The woman who was effectively our guide was a deputy foreign minister named Amina. At one point, we apologized that we weren’t able to bring better gifts and help to the Rojavans, who were suffering so under the embargo. And she said: ‘In the end, that isn’t very important. We have the one thing no one can ever give you. We have our freedom. You don’t. We only wish there was some way we could give that to you.’
I am by temperament an optimist, I seek out situations which bear some promise. I don’t think there’s any guarantee this one will work out in the end, that it won’t be crushed, but it certainly won’t [last] if everyone decides in advance that no revolution is possible and refuse to give active support, or even devote their efforts to attacking it or increasing its isolation, which many do.

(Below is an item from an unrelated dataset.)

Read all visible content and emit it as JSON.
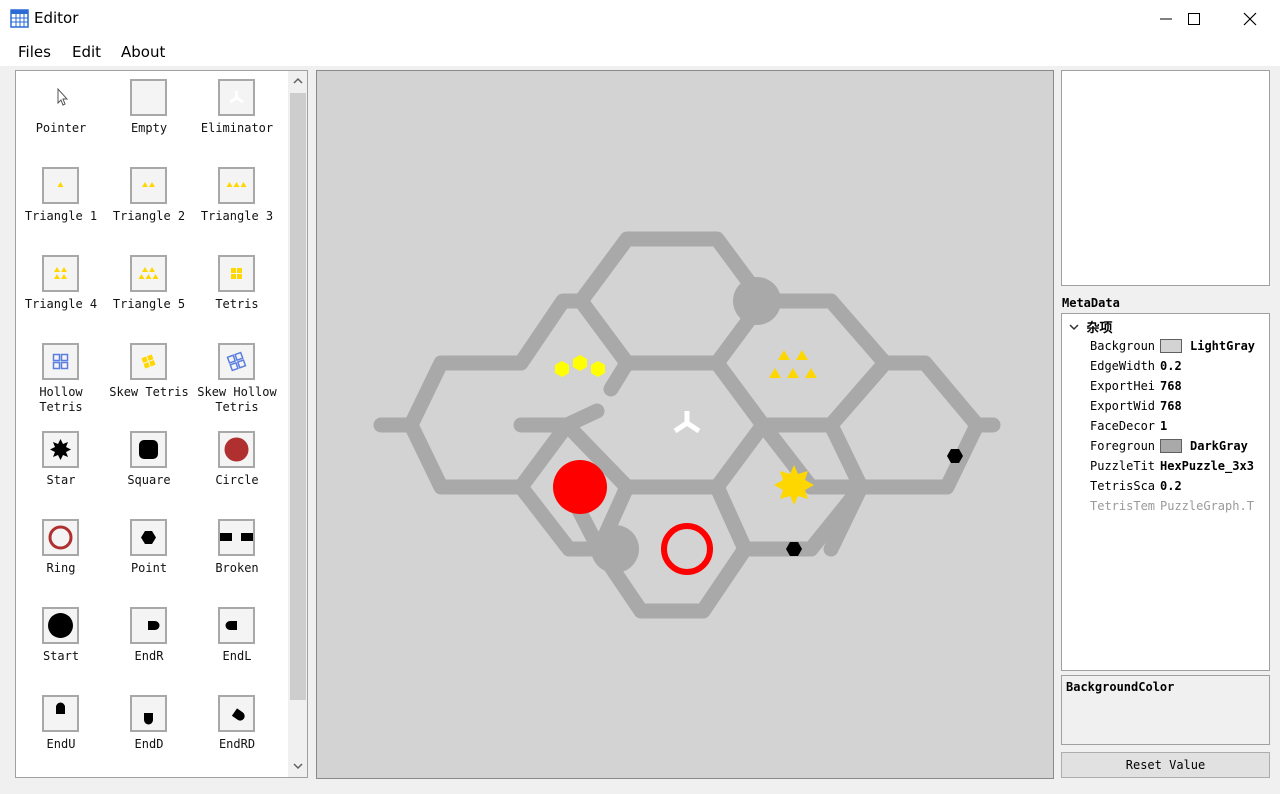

If there’s something I’m aware of, that others aren’t, perhaps it’s the fact that history isn’t over. Capitalists have made a mighty effort these past 30 or 40 years to convince people that current economic arrangements–not even capitalism, but the peculiar, financialized, semi-feudal form of capitalism we happen to have today–is the only possible economic system. They’ve put far more effort into that than they have into actually creating a viable global capitalist system. As a result the system is breaking down all around us at just the moment when everyone has lost the ability to imagine anything else.
I think it’s pretty obvious that in 50 years, capitalism in any form we’d recognize, and probably in any form at all, will be gone. Something else will have replaced it. That something might not be better. It might be even worse. It seems to me for that very reason it’s our responsibility, as intellectuals, or just as thoughtful human beings, to try to at least think about what something better might look like. And if there are people actually trying to create that better thing, it’s our responsibility to help them out.
David Graeber, December 2014